Today’s guest post on “Positive Practices in Coaching & Mentoring” comes from Meg Peppin. If you don’t already know her, Meg is an experienced organisational development practitioner, coach, group facilitator and organisation change agent. She has a delightful blog and can be found tweeting as @OD_Optimist .
Meg’s post starts with a quote that resonates beautifully throughout her post – enjoy!
Offering unconditional positive regard
“You must be the change you wish to see in the world”
I am lucky that I have had some active mentors in my life; some have been formal arrangements, some informal – often by happenstance. Whoever (they know who they are) and however – they have had one thing in common, and that is their confidence to express an opinion, thought or observation and – their absolute acceptance of me. Exploring this in terms of successful practices, here’s my attempt at deconstructing this:
What’s the old adage? Behaviour breeds behaviour. Being with confident people makes me feel more confident. More confidence means more chance that I’ll jump, stumble, fall out of my comfort zone – landing straight into the depths of my potential.
When I say confident, what am I really saying? How I see it – confident people are those whose locus of control is within them; whose drivers are not shaped by extrinsic factors, but whose drivers are intrinsically shaped by what matters to them. Confident people like this have a genuine curiousity about others, life and themselves. They aren’t afraid of how others might see them and they don’t worry about potential consequences. They try things and know that some will work better than others. They’re proactive. They’re OK with – me, you and themselves.
Offering unconditional positive regard
Translating this into coaching and mentoring; well, it’s about offering encouragement, confidence, belief into the process. I don’t believe that the coach or mentor is neutral party; I see myself as instrument who influences and is influenced by my experiences. I’m a participator not an observer. What I value and cherish has to be brought into my work.
David Myers describes Carl Rogers concept of unconditional positive regard as “an attitude of grace, an attitude that values us – even knowing our failings. It is a profound relief to drop our pretenses, confess our worst feelings, and discover that we are still accepted.”
That unconditional acceptance, that positive regard that I have received from past and present coaches/mentors/friends/loved ones carries me when I need carrying, and propels and accelerates me when I’m flying. It’s what I offer.

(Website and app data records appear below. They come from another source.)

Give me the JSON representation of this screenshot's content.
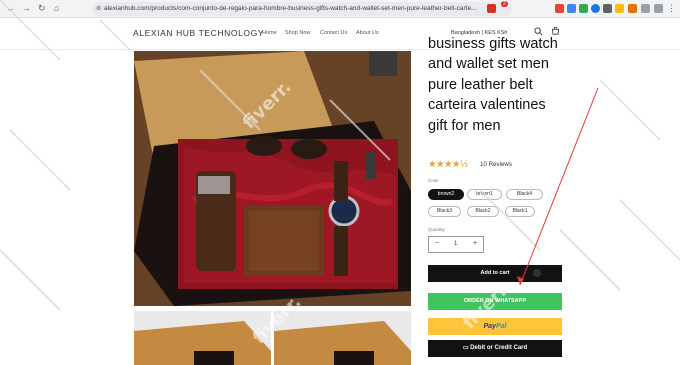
{
  "browser": {
    "url": "alexianhub.com/products/com-conjunto-de-regalo-para-hombre-business-gifts-watch-and-wallet-set-men-pure-leather-belt-carte...",
    "back_icon": "arrow-left-icon",
    "forward_icon": "arrow-right-icon",
    "reload_icon": "reload-icon",
    "extension_badge": "2"
  },
  "header": {
    "brand": "ALEXIAN HUB TECHNOLOGY",
    "menu": [
      "Home",
      "Shop Now",
      "Contact Us",
      "About Us"
    ],
    "locale": "Bangladesh | KES KSh",
    "search_icon": "search-icon",
    "cart_icon": "cart-icon"
  },
  "product": {
    "title_lines": [
      "business gifts watch",
      "and wallet set men",
      "pure leather belt",
      "carteira valentines",
      "gift for men"
    ],
    "rating_stars": "★★★★½",
    "rating_value": 4.5,
    "reviews": "10 Reviews",
    "color_label": "Color",
    "swatches": [
      {
        "label": "brown2",
        "active": true
      },
      {
        "label": "brown1",
        "active": false
      },
      {
        "label": "Black4",
        "active": false
      },
      {
        "label": "Black3",
        "active": false
      },
      {
        "label": "Black2",
        "active": false
      },
      {
        "label": "Black1",
        "active": false
      }
    ],
    "quantity_label": "Quantity",
    "quantity_value": "1",
    "minus": "−",
    "plus": "+",
    "add_to_cart": "Add to cart",
    "order_whatsapp": "ORDER ON WHATSAPP",
    "paypal_pay": "Pay",
    "paypal_pal": "Pal",
    "card_button": "Debit or Credit Card"
  },
  "watermark": "fiverr.",
  "colors": {
    "whatsapp": "#40c55e",
    "paypal": "#ffc439",
    "stars": "#f0a020",
    "annotation_arrow": "#e53935"
  }
}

Putting this into practice? I strive to create a space where people to feel confident enough to really see themselves, and to find a way to accept their flaws, vulnerabilities and fears, and to help them move towards self acceptance, insight and growth. I offer my acceptance, respect and regard, unconditionally. It’s OK to be angry, resentful, uncertain, or bored. I don’t know the answers and I’m honest about that; I may have some experiences to share, but I know enough to know I don’t know much. I offer real curiosity in my challenges and questions, I offer warmth and encouragement when they feel they’ve achieved something, I laugh at myself and with them when they feel foolish – I acknowledge their discomfort when they drop their pretenses. I notice and acknowledge mine. I am me, I don’t play a role or adopt a different persona. I am just another human offering my unconditional positive regard. It’s part of the contracting, it’s part of the process, and it’s part of the ending/beginning.
When someone gets that moment where they recognise connections between thinking and doing and behaviour, where they are able to be truly aware in the moment of what they are saying and how it relates to obstacles/problems, that’s the time where they can take responsibility for themselves and where the internal locus sparks up. Their regard for themselves may raise up a level; it’s exciting.